→ **WHAT THE EXERCISE ASKS**
From the listing below, pull out every line where the string "network" appears.

→ **EXCERPTED RECORDS**
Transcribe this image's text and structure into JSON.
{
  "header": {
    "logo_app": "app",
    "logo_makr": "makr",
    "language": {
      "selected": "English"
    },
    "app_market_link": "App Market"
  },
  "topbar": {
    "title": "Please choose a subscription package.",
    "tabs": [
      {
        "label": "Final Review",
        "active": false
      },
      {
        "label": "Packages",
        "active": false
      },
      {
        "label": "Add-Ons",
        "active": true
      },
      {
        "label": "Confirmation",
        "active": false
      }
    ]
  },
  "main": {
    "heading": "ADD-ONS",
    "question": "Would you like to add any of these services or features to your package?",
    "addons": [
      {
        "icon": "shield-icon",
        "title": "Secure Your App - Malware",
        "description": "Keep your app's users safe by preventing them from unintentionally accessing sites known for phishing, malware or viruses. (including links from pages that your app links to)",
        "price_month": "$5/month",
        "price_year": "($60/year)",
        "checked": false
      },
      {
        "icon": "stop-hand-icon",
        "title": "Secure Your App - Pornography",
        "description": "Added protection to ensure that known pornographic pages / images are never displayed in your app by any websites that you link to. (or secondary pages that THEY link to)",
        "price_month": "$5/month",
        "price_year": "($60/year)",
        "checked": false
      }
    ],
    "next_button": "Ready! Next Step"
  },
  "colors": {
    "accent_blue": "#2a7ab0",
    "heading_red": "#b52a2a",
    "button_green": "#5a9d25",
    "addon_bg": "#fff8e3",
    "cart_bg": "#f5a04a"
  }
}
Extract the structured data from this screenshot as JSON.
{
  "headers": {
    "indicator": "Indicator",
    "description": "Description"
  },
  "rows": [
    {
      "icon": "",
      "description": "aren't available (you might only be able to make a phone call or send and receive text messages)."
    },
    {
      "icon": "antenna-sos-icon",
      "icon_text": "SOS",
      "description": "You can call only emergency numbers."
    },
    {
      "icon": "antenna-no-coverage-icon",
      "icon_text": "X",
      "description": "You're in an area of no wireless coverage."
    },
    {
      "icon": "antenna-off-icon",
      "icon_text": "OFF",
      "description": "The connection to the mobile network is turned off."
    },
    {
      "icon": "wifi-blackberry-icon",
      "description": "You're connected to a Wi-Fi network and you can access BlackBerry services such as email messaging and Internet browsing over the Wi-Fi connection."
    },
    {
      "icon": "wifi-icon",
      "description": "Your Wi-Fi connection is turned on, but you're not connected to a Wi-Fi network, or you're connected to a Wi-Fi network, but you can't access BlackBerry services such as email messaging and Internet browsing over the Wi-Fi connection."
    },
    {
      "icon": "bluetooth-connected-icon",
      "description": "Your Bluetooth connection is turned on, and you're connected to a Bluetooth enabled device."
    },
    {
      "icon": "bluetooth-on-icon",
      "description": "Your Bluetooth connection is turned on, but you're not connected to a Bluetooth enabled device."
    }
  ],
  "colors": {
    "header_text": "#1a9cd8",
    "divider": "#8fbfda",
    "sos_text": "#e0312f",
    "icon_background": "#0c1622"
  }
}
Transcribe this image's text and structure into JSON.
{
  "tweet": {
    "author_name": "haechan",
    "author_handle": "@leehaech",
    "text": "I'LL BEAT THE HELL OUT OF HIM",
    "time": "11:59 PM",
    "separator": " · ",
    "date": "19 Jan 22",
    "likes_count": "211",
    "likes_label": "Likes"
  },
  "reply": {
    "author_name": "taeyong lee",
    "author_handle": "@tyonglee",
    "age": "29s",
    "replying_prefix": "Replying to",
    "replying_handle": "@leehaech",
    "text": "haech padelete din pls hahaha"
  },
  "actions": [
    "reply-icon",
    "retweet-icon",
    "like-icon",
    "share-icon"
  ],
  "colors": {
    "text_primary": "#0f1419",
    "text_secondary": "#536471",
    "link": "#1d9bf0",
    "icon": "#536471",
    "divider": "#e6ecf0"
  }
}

→ **RESPONSE FOR THIS EXERCISE**
      "description": "The connection to the mobile network is turned off."
      "description": "You're connected to a Wi-Fi network and you can access BlackBerry services such as email messaging and Internet browsing over the Wi-Fi connection."
      "description": "Your Wi-Fi connection is turned on, but you're not connected to a Wi-Fi network, or you're connected to a Wi-Fi network, but you can't access BlackBerry services such as email messaging and Internet browsing over the Wi-Fi connection."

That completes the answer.